[Data for this task]
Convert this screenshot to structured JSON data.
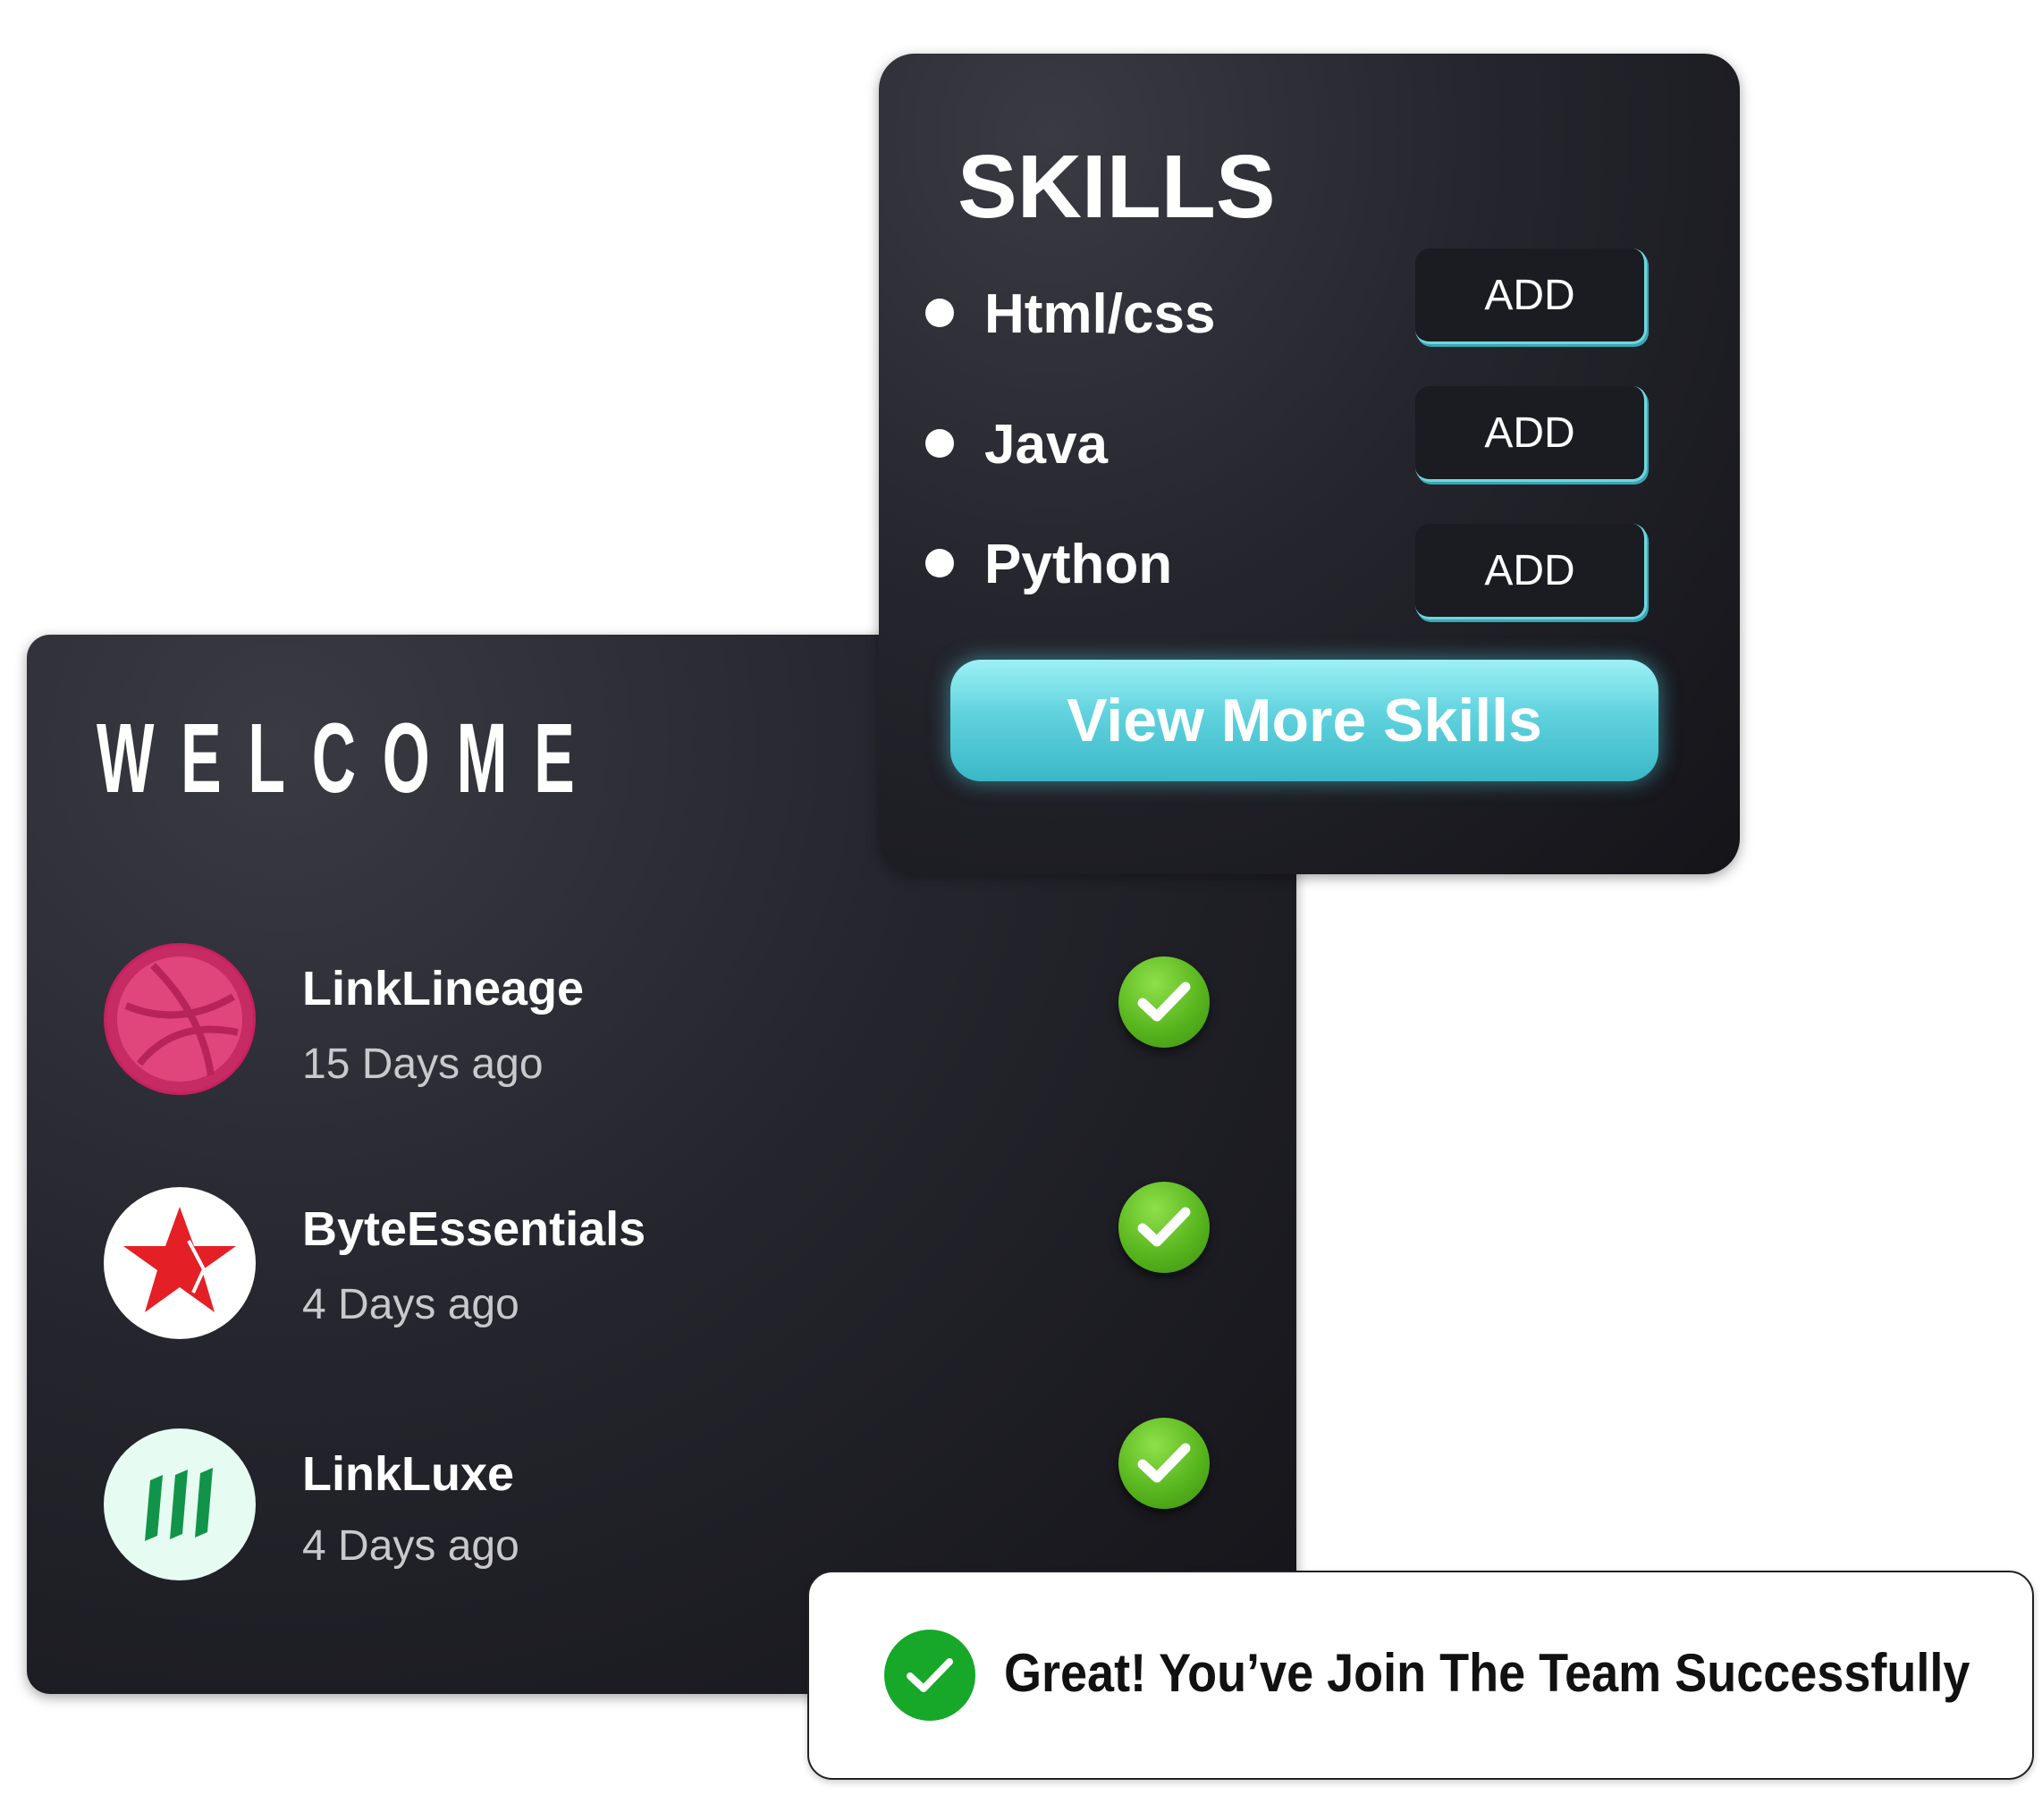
{
  "welcome": {
    "title": "WELCOME",
    "teams": [
      {
        "name": "LinkLineage",
        "time": "15 Days ago",
        "icon": "dribbble-icon",
        "color": "#e0457b"
      },
      {
        "name": "ByteEssentials",
        "time": "4 Days ago",
        "icon": "red-star-icon",
        "color": "#e51f26"
      },
      {
        "name": "LinkLuxe",
        "time": "4 Days ago",
        "icon": "green-bars-icon",
        "color": "#11944a"
      }
    ]
  },
  "skills": {
    "title": "SKILLS",
    "items": [
      {
        "label": "Html/css",
        "button": "ADD"
      },
      {
        "label": "Java",
        "button": "ADD"
      },
      {
        "label": "Python",
        "button": "ADD"
      }
    ],
    "view_more": "View More Skills",
    "accent": "#5fd2de"
  },
  "toast": {
    "message": "Great! You’ve Join The Team Successfully",
    "icon": "check-circle-icon",
    "color": "#17a82a"
  }
}
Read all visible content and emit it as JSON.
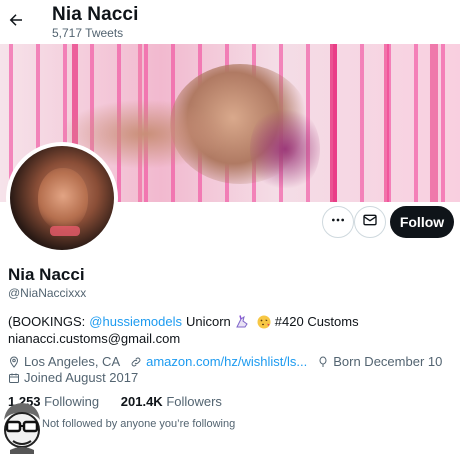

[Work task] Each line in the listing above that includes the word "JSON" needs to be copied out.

[Expected answer]
Convert this screenshot to structured JSON data.
Read all visible content and emit it as JSON.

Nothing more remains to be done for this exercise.